FUTURE OF WORK

How to Ensure the Digital Economy is Inclusive

The Center is partnering with the RSA to support and scale up a cohort of innovative U.K. initiatives to create a future of work that benefits everyone.

How to Ensure the Digital Economy is Inclusive

By: Payal Dalal

March 29, 2019 London, UK

This blog was co-authored with Matthew Taylor, Chief Executive of the RSA in the United Kingdom.

Every industrial revolution is greeted by optimists predicting the coming of a leisure society and doom merchants foretelling mass unemployment.

Headlines like ‘the robots are coming’ or ‘millions of jobs at risk of automation’ may dominate the newspapers - but we know the truth is somewhat more nuanced than that. Today there are more people employed in the U.K. economy than ever before; in many places, a shortage of workers is a more pressing problem for our economy than a lack of jobs.

Furthermore, while there is no question that certain sectors will be strongly impacted by AI and robotics, there is only so much we can know about these changes in advance. More important than prediction is preparation.

Weathering technological turbulence 

In the absence of a crystal ball, the starting point for the societal conversation about technology must be the values that we hold, the kind of society we want to be. We want growth, yes, but we want it to be inclusive. We want economic prosperity, but not at the cost of precariousness and security.

It is a battle that by all accounts we are not currently winning. In the U.S. and in many mature markets, technology has created some highly paid, high skilled jobs. But since the 1990s, we have also seen low wage jobs grow twice as fast as middle-wage jobs. This has left many people in precarious jobs with low pay and volatile incomes.

Supporting ideas that can impact economic security

Just as technology has shifted the economy of the future, so can new, socially impactful forms of tech help make that economy fairer and more inclusive. This is not merely wishful thinking; we have seen this in action. The entrants to the RSA’s Global Future of Work Awards were a diverse spectrum of WorkerTech initiatives making a difference to workers’ lives here and now. And that is why, to explore the positive potential of tech to support the future of work, the RSA is working in partnership with the Mastercard Center for Inclusive Growth on a unique Economic Security Impact Accelerator

The idea is to support and scale up a cohort of initiatives, chosen from the Future Work Awards applicants, that has the potential to address the economic insecurity that will be borne by the most vulnerable of citizens, through technology and social innovation. Members of our cohort include Trezeo, which provides an income smoothing bank account for gig workers that tops up earnings, interest free, during quiet periods, and French startup Bob Emploi, which uses artificial intelligence and big data to give jobseekers a personalized assessment of their job prospects and advice on how to re-enter the labor market.

Another important dimension to the accelerator is a focus on place.
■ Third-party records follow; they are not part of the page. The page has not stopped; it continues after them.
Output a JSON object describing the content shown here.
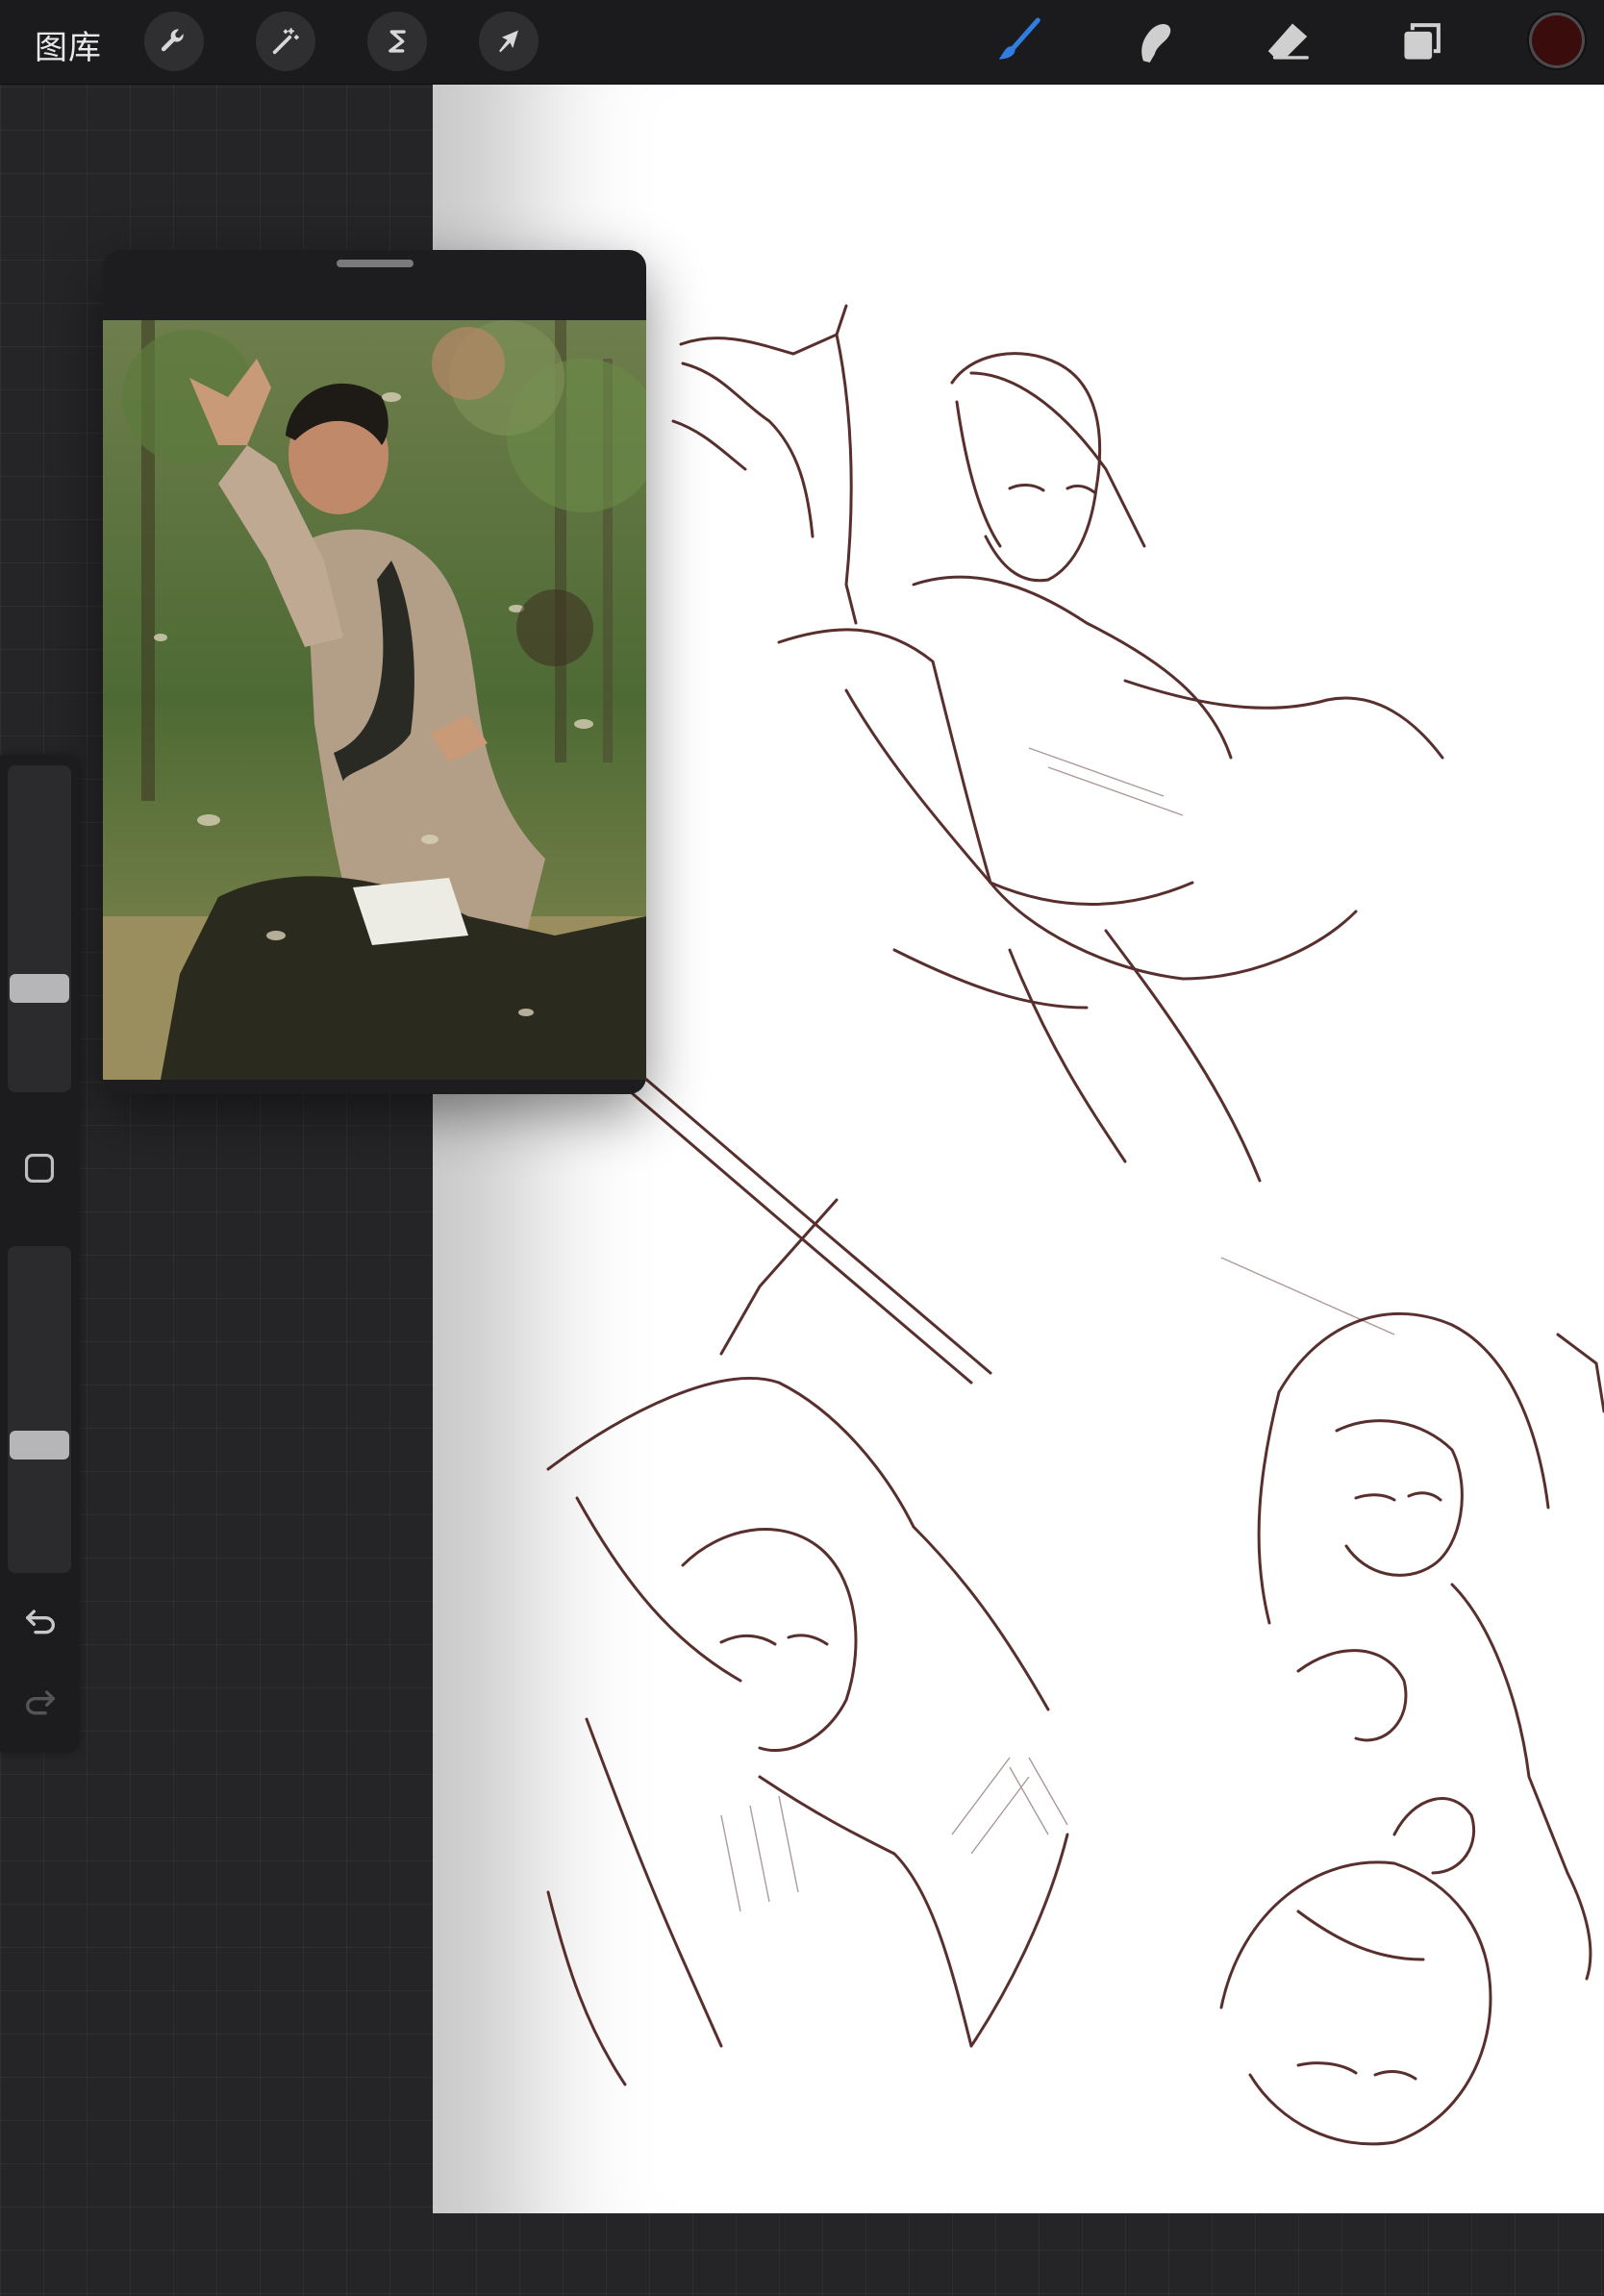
{
  "toolbar": {
    "gallery_label": "图库",
    "left_tools": [
      {
        "name": "actions",
        "icon": "wrench-icon"
      },
      {
        "name": "adjustments",
        "icon": "magic-wand-icon"
      },
      {
        "name": "selection",
        "icon": "selection-s-icon"
      },
      {
        "name": "transform",
        "icon": "arrow-cursor-icon"
      }
    ],
    "right_tools": [
      {
        "name": "brush",
        "icon": "brush-icon",
        "active": true
      },
      {
        "name": "smudge",
        "icon": "smudge-finger-icon",
        "active": false
      },
      {
        "name": "eraser",
        "icon": "eraser-icon",
        "active": false
      },
      {
        "name": "layers",
        "icon": "layers-icon",
        "active": false
      }
    ],
    "active_color": "#3a0d0c",
    "accent_color": "#2f7de1"
  },
  "sidebar": {
    "brush_size_level": 0.3,
    "opacity_level": 0.38,
    "modify_icon": "square-modify-icon",
    "undo_icon": "undo-arrow-icon",
    "redo_icon": "redo-arrow-icon",
    "redo_enabled": false
  },
  "reference_window": {
    "content": "reference-photo-martial-artist"
  },
  "canvas": {
    "content": "sketch-drawing-martial-artists",
    "stroke_color": "#4a1e1c"
  }
}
Although the U.K. government is committed to inclusive models of growth, some of the best thinking across the world is among local leaders. Working with tech innovators and supported by the skills and insights of the RSA and Mastercard teams, we want to explore how scaling up innovation could make an observable difference in certain localities.

Just as the future of work can seem upsetting to many people, so the world of fintech can appear to be focused on the needs of the privileged. The Economic Security Impact Accelerator will show how emerging technology can make working lives better and highlight how so many of today’s innovators can be both commercially and socially successful. This project is about supporting the companies that can help build the economy that we want to live in, not just the ones with the biggest potential profits.

These are gaps that our work and the Economic Security Impact Accelerator seek to fill. The world is changing, but we are optimistic about the opportunities that lie before us if we build on the good will and ingenuity of socially minded entrepreneurs on the ground. The key to driving inclusive growth will be partnerships that harness that ingenuity. We want to change the conversation away from fear toward hope and illustrate that business and technology can create a new future of work that benefits everyone. The Economic Security Impact Accelerator is an example of one key partnership that we hope will move the needle in the right direction.

Authors:
Matthew Taylor is Chief Executive of the RSA. He blogs on topics ranging from policy, politics, public service reform and cultural theory to the RSA itself.

Payal Dalal currently serves as the Vice President, Global Programs at the Mastercard Center for Inclusive Growth. She oversees the Center’s philanthropic investments around the globe.